Southport - Dustin Johnson is aiming to show why he is
ranked number one in the world and emerge from a field full of potential
winners at the British Open, which gets underway at Royal Birkdale on Thursday.
Johnson, 33, has not made an impression at the majors so far
this year, missing the Masters with a back injury and missing the cut at the US
Open, where he was the defending champion.
That makes it hard to say he is anything more than just
another contender among many at Birkdale, the par-70 links in the town of
Southport, on the Lancashire coast of north-west England.
"I feel like I play well over here. I like this kind of
golf. You use a lot of imagination. You've got to use a lot of different shots.
I really enjoy coming over here and playing," said Johnson, who tees off
at 2:48pm (1348 GMT) in his first round on Thursday.
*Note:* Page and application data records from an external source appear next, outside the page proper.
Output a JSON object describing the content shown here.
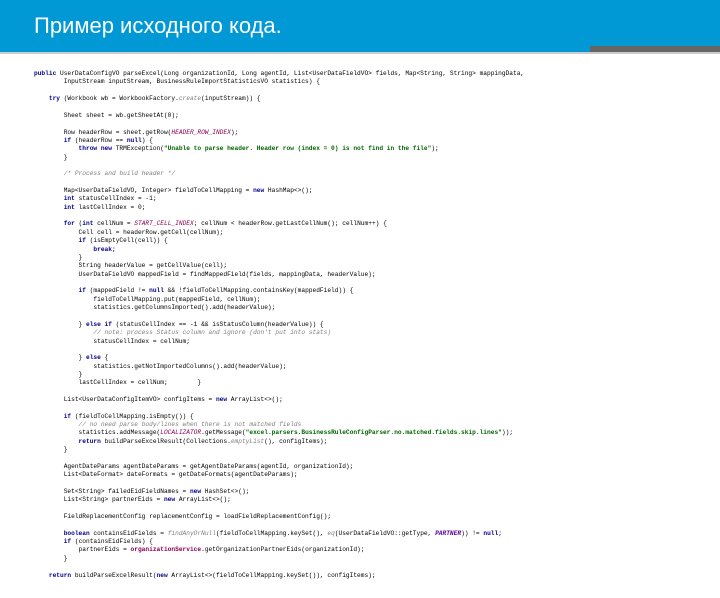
{
  "header": {
    "title": "Пример исходного кода."
  },
  "code": {
    "l01a": "public",
    "l01b": " UserDataConfigVO parseExcel(Long organizationId, Long agentId, List<UserDataFieldVO> fields, Map<String, String> mappingData,",
    "l02": "        InputStream inputStream, BusinessRuleImportStatisticsVO statistics) {",
    "l03a": "    try",
    "l03b": " (Workbook wb = WorkbookFactory.",
    "l03c": "create",
    "l03d": "(inputStream)) {",
    "l04": "        Sheet sheet = wb.getSheetAt(0);",
    "l05a": "        Row headerRow = sheet.getRow(",
    "l05b": "HEADER_ROW_INDEX",
    "l05c": ");",
    "l06a": "        if",
    "l06b": " (headerRow == ",
    "l06c": "null",
    "l06d": ") {",
    "l07a": "            throw new",
    "l07b": " TRMException(",
    "l07c": "\"Unable to parse header. Header row (index = 0) is not find in the file\"",
    "l07d": ");",
    "l08": "        }",
    "l09": "        /* Process and build header */",
    "l10a": "        Map<UserDataFieldVO, Integer> fieldToCellMapping = ",
    "l10b": "new",
    "l10c": " HashMap<>();",
    "l11a": "        int",
    "l11b": " statusCellIndex = -1;",
    "l12a": "        int",
    "l12b": " lastCellIndex = 0;",
    "l13a": "        for",
    "l13b": " (",
    "l13c": "int",
    "l13d": " cellNum = ",
    "l13e": "START_CELL_INDEX",
    "l13f": "; cellNum < headerRow.getLastCellNum(); cellNum++) {",
    "l14": "            Cell cell = headerRow.getCell(cellNum);",
    "l15a": "            if",
    "l15b": " (isEmptyCell(cell)) {",
    "l16": "                break;",
    "l17": "            }",
    "l18": "            String headerValue = getCellValue(cell);",
    "l19": "            UserDataFieldVO mappedField = findMappedField(fields, mappingData, headerValue);",
    "l20a": "            if",
    "l20b": " (mappedField != ",
    "l20c": "null",
    "l20d": " && !fieldToCellMapping.containsKey(mappedField)) {",
    "l21": "                fieldToCellMapping.put(mappedField, cellNum);",
    "l22": "                statistics.getColumnsImported().add(headerValue);",
    "l23a": "            } ",
    "l23b": "else if",
    "l23c": " (statusCellIndex == -1 && isStatusColumn(headerValue)) {",
    "l24": "                // note: process Status column and ignore (don't put into stats)",
    "l25": "                statusCellIndex = cellNum;",
    "l26a": "            } ",
    "l26b": "else",
    "l26c": " {",
    "l27": "                statistics.getNotImportedColumns().add(headerValue);",
    "l28": "            }",
    "l29": "            lastCellIndex = cellNum;        }",
    "l30a": "        List<UserDataConfigItemVO> configItems = ",
    "l30b": "new",
    "l30c": " ArrayList<>();",
    "l31a": "        if",
    "l31b": " (fieldToCellMapping.isEmpty()) {",
    "l32": "            // no need parse body/lines when there is not matched fields",
    "l33a": "            statistics.addMessage(",
    "l33b": "LOCALIZATOR",
    "l33c": ".getMessage(",
    "l33d": "\"excel.parsers.BusinessRuleConfigParser.no.matched.fields.skip.lines\"",
    "l33e": "));",
    "l34a": "            return",
    "l34b": " buildParseExcelResult(Collections.",
    "l34c": "emptyList",
    "l34d": "(), configItems);",
    "l35": "        }",
    "l36": "        AgentDateParams agentDateParams = getAgentDateParams(agentId, organizationId);",
    "l37": "        List<DateFormat> dateFormats = getDateFormats(agentDateParams);",
    "l38a": "        Set<String> failedEidFieldNames = ",
    "l38b": "new",
    "l38c": " HashSet<>();",
    "l39a": "        List<String> partnerEids = ",
    "l39b": "new",
    "l39c": " ArrayList<>();",
    "l40": "        FieldReplacementConfig replacementConfig = loadFieldReplacementConfig();",
    "l41a": "        boolean",
    "l41b": " containsEidFields = ",
    "l41c": "findAnyOrNull",
    "l41d": "(fieldToCellMapping.keySet(), ",
    "l41e": "eq",
    "l41f": "(UserDataFieldVO::getType, ",
    "l41g": "PARTNER",
    "l41h": ")) != ",
    "l41i": "null",
    "l41j": ";",
    "l42a": "        if",
    "l42b": " (containsEidFields) {",
    "l43a": "            partnerEids = ",
    "l43b": "organizationService",
    "l43c": ".getOrganizationPartnerEids(organizationId);",
    "l44": "        }",
    "l45a": "    return",
    "l45b": " buildParseExcelResult(",
    "l45c": "new",
    "l45d": " ArrayList<>(fieldToCellMapping.keySet()), configItems);"
  }
}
He goes out in an all-star group with 2011 Masters champion
Charl Schwartzel of South Africa and world number four Rory McIlroy.
The Northern Irishman won the Open in 2014, not far from
Birkdale at Royal Liverpool.
He has been in poor recent form, missing the cut at the
Irish and Scottish Opens in the past fortnight, but he is hopeful of winning a
fifth major and a second Claret Jug come Sunday.
If he can do that, it would mean a 10th different winner in
10 majors, although it would end a remarkable run of the last seven being won
by first-time major winners.
"I hope it's me at the end of the week that's standing
on the 18th green and getting the Claret Jug. But that is sort of where golf is
at the moment. No one is really standing out and sort of taking it by the
scruff of the neck," said McIlroy on Wednesday.
The run of new major winners includes Sweden's Henrik
Stenson triumphing in the Open at Troon 12 months ago in a thrilling final-day
duel with Phil Mickelson.
Organisers would settle for such a memorable climax this
year, but picking a standout name is almost impossible.
Sergio Garcia comes with the Masters green jacket looking to
keep the Claret Jug in Europe, while fellow Spaniard Jon Rahm and world number
two Hideki Matsuyama of Japan are among those looking to break their major
World number three Jordan Spieth, who tees off at 9:47am
alongside Stenson and South Korea's Kim Si-Woo, is in good shape.
The view among the field is unanimous that Birkdale is one
of the finest links courses of them all.
"I think the golf course is certainly a better test
than St Andrews is," said Spieth.
With just two par fives, at 15 and 17, it doesn't play long,
meaning many players might not even bother putting a driver in the bag.
But instead the onus is on craft and avoiding the many
pitfalls, notably the 499-yard par-four sixth, a left-to-right dog-leg that was
the hardest hole on the course the last time the Open came here in 2008.
Padraig Harrington won then, and is still the last player to
successfully defend the Claret Jug.
He is 45 now, but recent years have shown that age is not
really a barrier to succeeding in the Open.
"A lot of the younger guys are physically gifted, but
they don't have the experience with links golf. Assuming decent, tough enough
conditions, it's a tournament for experience," Harrington said.
He will recall that the weather was often nasty nine years
ago and the conditions will again play a crucial part in the 146th
After fine conditions on Monday and Tuesday, practice was
abandoned on Wednesday as heavy rain and thunderstorms came in off the Irish
This is the 10th Open to be held at Birkdale. Former winners
include Arnold Palmer, in 1961, and Mark O'Meara.
The latter, now 60, won in 1998 and will have the honour of
playing the championship's first tee shot when he goes out in the bright and
early slot of 07:35.